Monday was our first official Community Advisory Board (CAB) meeting – we all gathered in a meeting room at the Nags Head Woods Preserve and got to know each other over enormous sandwiches, chips, and cookies.  We enjoyed rotating through stations of CAB members to bounce our project ideas off of them and hear where their concerns lay in wastewater management. Following our lunch, a few CAB members and our motley crew of 13 went for a short guided walk through the woods.  With no shortage of “get out me swamp!” references, we saw turtles, snakes, grasshoppers, and lots of spiders.  

Students and CAB members admire snakes, birds, and turtles in Nags Head Woods Preserve.

“Get out me swamp!” – probably someone while I took this picture when we first arrived

On Tuesday, we remembered very fondly the previous day’s exploration in the woods as the day was filled with what Andy’s daughter (and current UNC grad student and GIS expert), Cory, aptly names “GIS headaches.”  We were inside all day, looking at computers for most of it, and very confused for a large majority. I think everytime she asked if we were ‘all good’ my response was a confused ‘no,’ and anytime she asked if anyone needed help she looked straight at me as my hand went up and computer screen filled with things that no one else was looking at.  We can all agree, however,  that finishing the day with somewhat decent-looking, hopefully accurate maps of water temperature, pH, and E. coli in Dare county was an extremely satisfying experience.  The workshop is epitomized in the below picture of Kat:
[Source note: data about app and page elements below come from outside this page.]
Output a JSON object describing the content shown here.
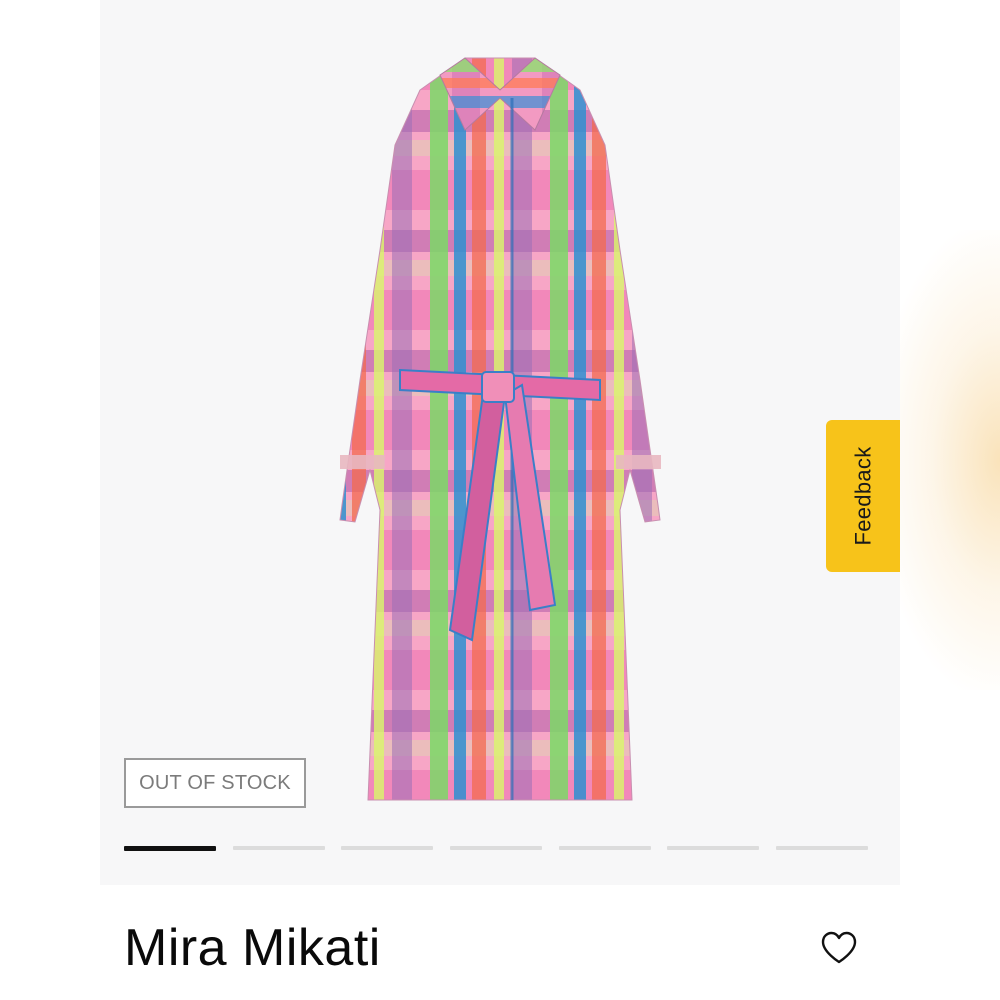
{
  "product": {
    "brand": "Mira Mikati",
    "stock_status": "OUT OF STOCK",
    "image_description_icon": "plaid-trench-coat-image"
  },
  "carousel": {
    "total_slides": 7,
    "active_index": 0
  },
  "feedback": {
    "label": "Feedback",
    "color": "#f7c31a"
  },
  "wishlist": {
    "icon": "heart-outline-icon"
  },
  "colors": {
    "gallery_bg": "#f7f7f8",
    "badge_border": "#9a9a9a",
    "active_indicator": "#111111",
    "inactive_indicator": "#dcdcdc"
  }
}
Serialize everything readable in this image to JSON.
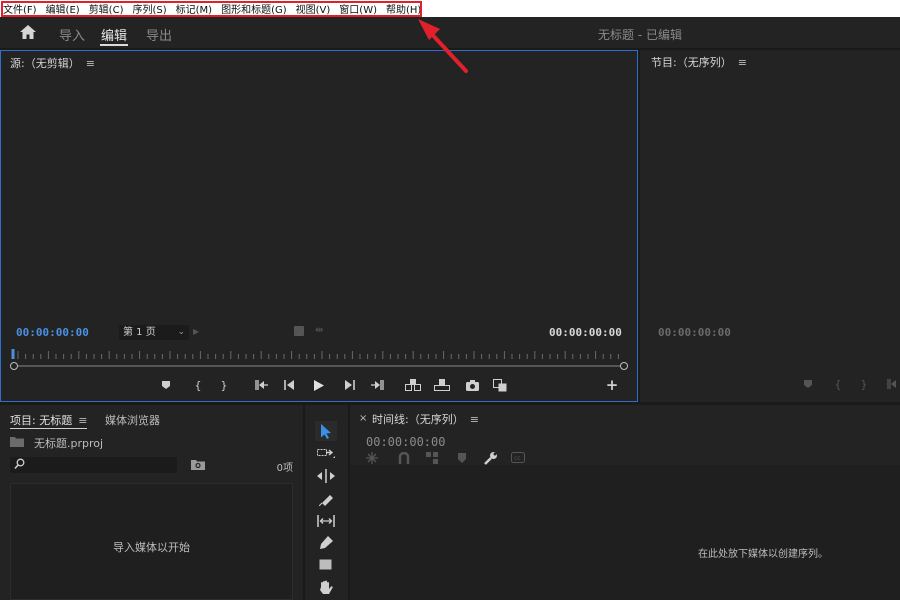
{
  "menu": {
    "items": [
      "文件(F)",
      "编辑(E)",
      "剪辑(C)",
      "序列(S)",
      "标记(M)",
      "图形和标题(G)",
      "视图(V)",
      "窗口(W)",
      "帮助(H)"
    ]
  },
  "header": {
    "tabs": [
      "导入",
      "编辑",
      "导出"
    ],
    "active_tab": "编辑",
    "document_title": "无标题 - 已编辑"
  },
  "source_monitor": {
    "title": "源:（无剪辑）",
    "menu_icon": "≡",
    "timecode_in": "00:00:00:00",
    "page_select": "第 1 页",
    "timecode_out": "00:00:00:00"
  },
  "program_monitor": {
    "title": "节目:（无序列）",
    "menu_icon": "≡",
    "timecode": "00:00:00:00"
  },
  "project": {
    "tab_project": "项目: 无标题",
    "tab_media_browser": "媒体浏览器",
    "menu_icon": "≡",
    "file_name": "无标题.prproj",
    "item_count": "0项",
    "empty_hint": "导入媒体以开始"
  },
  "timeline": {
    "close": "×",
    "title": "时间线:（无序列）",
    "menu_icon": "≡",
    "timecode": "00:00:00:00",
    "empty_hint": "在此处放下媒体以创建序列。"
  },
  "colors": {
    "accent_blue": "#4a90e2",
    "annotation_red": "#e0212b"
  },
  "icons": [
    "home-icon",
    "marker-icon",
    "mark-in-icon",
    "mark-out-icon",
    "go-to-in-icon",
    "step-back-icon",
    "play-icon",
    "step-forward-icon",
    "go-to-out-icon",
    "insert-icon",
    "overwrite-icon",
    "export-frame-icon",
    "compare-icon",
    "add-button-icon",
    "selection-tool-icon",
    "track-select-tool-icon",
    "ripple-edit-tool-icon",
    "razor-tool-icon",
    "slip-tool-icon",
    "pen-tool-icon",
    "rectangle-tool-icon",
    "hand-tool-icon"
  ]
}
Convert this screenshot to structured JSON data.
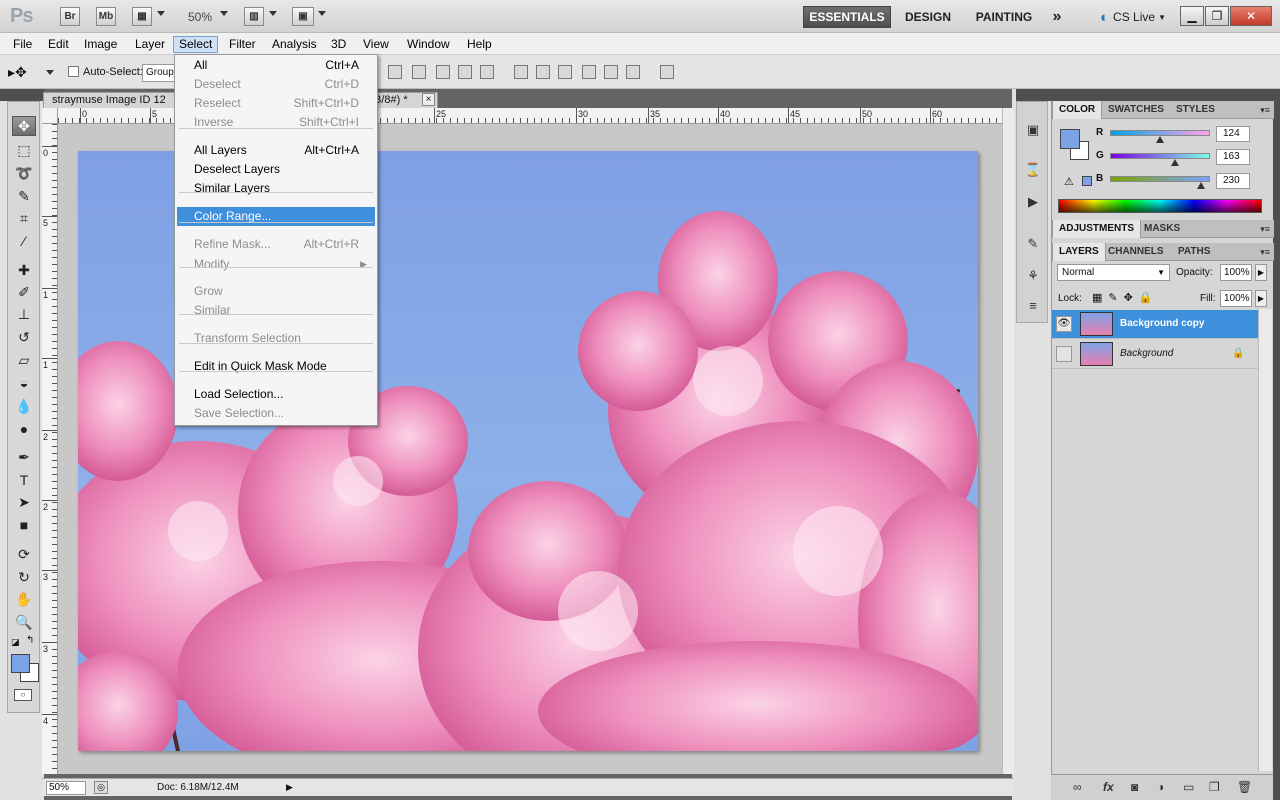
{
  "appbar": {
    "logo": "Ps",
    "bridge": "Br",
    "minibridge": "Mb",
    "zoom": "50%",
    "workspaces": [
      "ESSENTIALS",
      "DESIGN",
      "PAINTING"
    ],
    "more": "»",
    "cslive": "CS Live"
  },
  "menubar": [
    "File",
    "Edit",
    "Image",
    "Layer",
    "Select",
    "Filter",
    "Analysis",
    "3D",
    "View",
    "Window",
    "Help"
  ],
  "options": {
    "auto_select_label": "Auto-Select:",
    "auto_select_value": "Group"
  },
  "document": {
    "tab_title": "straymuse Image ID 12",
    "tab_title_suffix": "B/8#) *",
    "close": "×",
    "ruler_top_labels": [
      "0",
      "5",
      "25",
      "30",
      "35",
      "40",
      "45",
      "50",
      "55",
      "60"
    ],
    "ruler_left_labels": [
      "0",
      "5",
      "1",
      "1",
      "2",
      "2",
      "3",
      "3",
      "4"
    ],
    "status_zoom": "50%",
    "status_doc": "Doc: 6.18M/12.4M"
  },
  "select_menu": {
    "items": [
      {
        "label": "All",
        "shortcut": "Ctrl+A",
        "enabled": true
      },
      {
        "label": "Deselect",
        "shortcut": "Ctrl+D",
        "enabled": false
      },
      {
        "label": "Reselect",
        "shortcut": "Shift+Ctrl+D",
        "enabled": false
      },
      {
        "label": "Inverse",
        "shortcut": "Shift+Ctrl+I",
        "enabled": false
      },
      {
        "label": "All Layers",
        "shortcut": "Alt+Ctrl+A",
        "enabled": true
      },
      {
        "label": "Deselect Layers",
        "shortcut": "",
        "enabled": true
      },
      {
        "label": "Similar Layers",
        "shortcut": "",
        "enabled": true
      },
      {
        "label": "Color Range...",
        "shortcut": "",
        "enabled": true,
        "highlighted": true
      },
      {
        "label": "Refine Mask...",
        "shortcut": "Alt+Ctrl+R",
        "enabled": false
      },
      {
        "label": "Modify",
        "shortcut": "",
        "enabled": false,
        "submenu": true
      },
      {
        "label": "Grow",
        "shortcut": "",
        "enabled": false
      },
      {
        "label": "Similar",
        "shortcut": "",
        "enabled": false
      },
      {
        "label": "Transform Selection",
        "shortcut": "",
        "enabled": false
      },
      {
        "label": "Edit in Quick Mask Mode",
        "shortcut": "",
        "enabled": true
      },
      {
        "label": "Load Selection...",
        "shortcut": "",
        "enabled": true
      },
      {
        "label": "Save Selection...",
        "shortcut": "",
        "enabled": false
      }
    ]
  },
  "color_panel": {
    "tabs": [
      "COLOR",
      "SWATCHES",
      "STYLES"
    ],
    "r_label": "R",
    "g_label": "G",
    "b_label": "B",
    "r": "124",
    "g": "163",
    "b": "230",
    "r_frac": 0.486,
    "g_frac": 0.639,
    "b_frac": 0.902,
    "foreground": "#7ca3e6",
    "background": "#ffffff"
  },
  "adjustments_panel": {
    "tabs": [
      "ADJUSTMENTS",
      "MASKS"
    ]
  },
  "layers_panel": {
    "tabs": [
      "LAYERS",
      "CHANNELS",
      "PATHS"
    ],
    "blend_mode": "Normal",
    "opacity_label": "Opacity:",
    "opacity": "100%",
    "lock_label": "Lock:",
    "fill_label": "Fill:",
    "fill": "100%",
    "layers": [
      {
        "name": "Background copy",
        "selected": true,
        "visible": true
      },
      {
        "name": "Background",
        "selected": false,
        "visible": false,
        "locked": true
      }
    ]
  },
  "colors": {
    "highlight": "#3e8fdc",
    "sky": "#7ca3e6",
    "blossom": "#ea7fb2"
  }
}
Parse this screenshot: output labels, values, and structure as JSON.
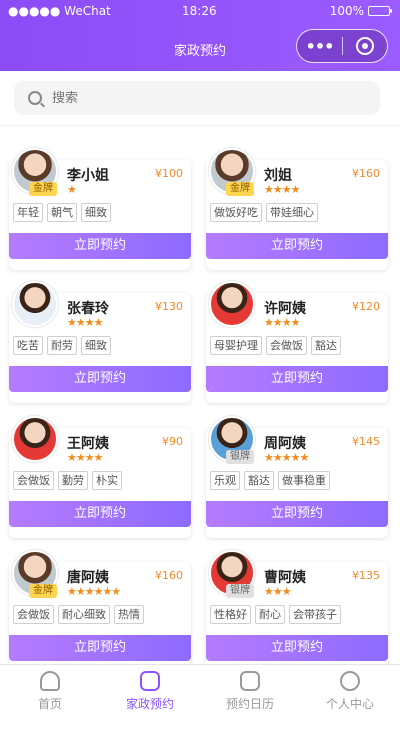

Kat visually demonstrating how we all were feeling, photo credits to Emma Szczesiul


After such a frustrating day, Wednesday easily ranks as one of the best of the semester so far for me.  From 10AM-3PM we were outside together completing group bonding activities like champs and then climbing like monkeys on the high ropes course.  The course was challenging and incredibly fun – with three vertical levels each consisting of 3 different courses, it’s safe to say most of us finished the day bruised, sore, with huge smiles on our faces. The physically exhausting day was topped off with a wonderfully relaxing evening on the beach.


I don’t think any of us really realized just how soon all of the group dynamics information would become so scarily relevant – but Thursday sure showed us exactly that.  After staying up Wednesday night to finish our individual proposals, we spent Thursday afternoon reading and critiquing each others and then trying to agree on two ideas to expand upon for our group proposals.  There was lots of back and forth, but not as much arguing and stalemate as one might expect from a 13 person group project, luckily we had our handy group dynamics toolbox from the previous days’ workshop to thank for that. After hashing it out a bit at CSI, we met up again at the house to complete and turn in both proposals by 10PM the day before they were due with minimal interpersonal damage sustained, which I count as a group win in my book.


I’ll end this post with a photo series to describe our beautiful Friday morning plane rides over the outer banks.


From left, Danesha, Marium, Autumn, and Jenn begin boarding the five passenger plane.  Jenn and I rock-paper-scissored for the cockpit position.

Autumn and Marium were all smiles with their headsets on just before taking off…


A view of Jockey’s Ridge from above – making it look a lot more flat than it felt climbing up the dunes.


A selfie to commemorate Danesha’s FIRST EVER plane ride!

I find myself constantly needing to remind myself (and anyone who’ll listen) that “We LIVE here!!!!” – looking at this picture is one of those moments

A group picture with our pilot

We talked to this beautiful pup’s owner and pilot in training the entire time the last group was in the air – I think we all came away from the conversation seriously considering getting a pilot’s license.


From left: Danesha, Lynn, Alex, Harris, and Marium leaving the beach.  That’s a wrap on orientation, folks.